Short-sellers play an important role in the market pricing mechanism for stocks, signalling to other investors that an investment is less valuable than the market indicates. Short-sellers from south of the border (and I don’t know why where someone is from matters), including infamous short-seller Marc Cohodes, have indicated that Home Capital is a company with much bigger problems that are being covered up.
Cohodes has noted in the past that the company’s fundamentals, its massive exposure to oil-laden Alberta, the fact that the company has a very small provision for credit losses, and Home Capital’s inept management team (which he appears to be right about) are just some of the reasons he has shorted this company since the fall of 2014.
It should be noted that Cohodes announced short positions against five Canadian companies (in addition to his U.S. short plays). Among the companies he shorted were Concordia International Corp., which is down 98.3% from its peak, Valeant Pharmaceuticals Intl Inc., which is down 96.2% from its peak, Intertain Group, which is down 55.9% from its peak, Home Capital, which is down 55.6% from its peak, and Equitable Group Inc., which is currently trading at slightly below its peak (and a company I believe to be overvalued as well). That’s not a bad track record.
Stay Foolish, my friends.
Iain Butler, Lead Adviser of Stock Advisor Canada, recommended this little tech darling to thousands of loyal members last March... and those that followed his advice are up 127.7% (they’ve already made 2X their money!).
Not to mention this tiny Eastern Ontario company has already been recommended by both Motley Fool co-founders, David and Tom Gardner, because of its amazing similarity to an “early stage” Amazon.
Find out why Tom Gardner was recently on BNN’s Money Talk raving about this company, and how you can read all about it inside Stock Advisor Canada.
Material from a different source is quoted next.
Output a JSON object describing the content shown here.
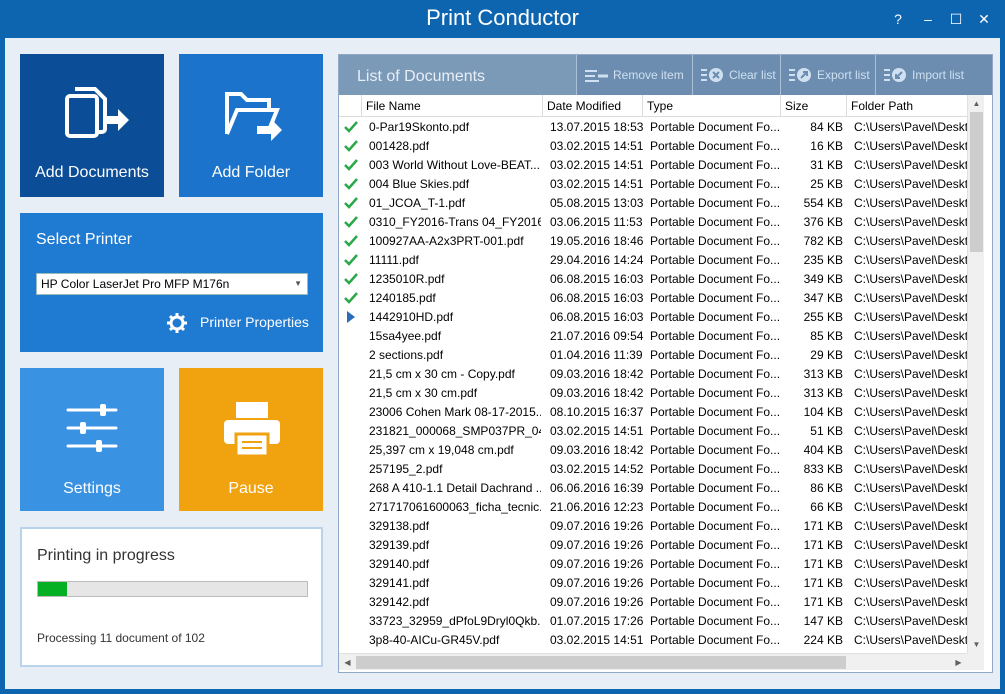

Click here to unlock all the details about his Canadian rule breaker!
Fool contributor Chris MacDonald has no position in any stocks mentioned. Tom Gardner owns shares of Valeant Pharmaceuticals. The Motley Fool owns shares of HOME CAPITAL GROUP INC. and Valeant Pharmaceuticals.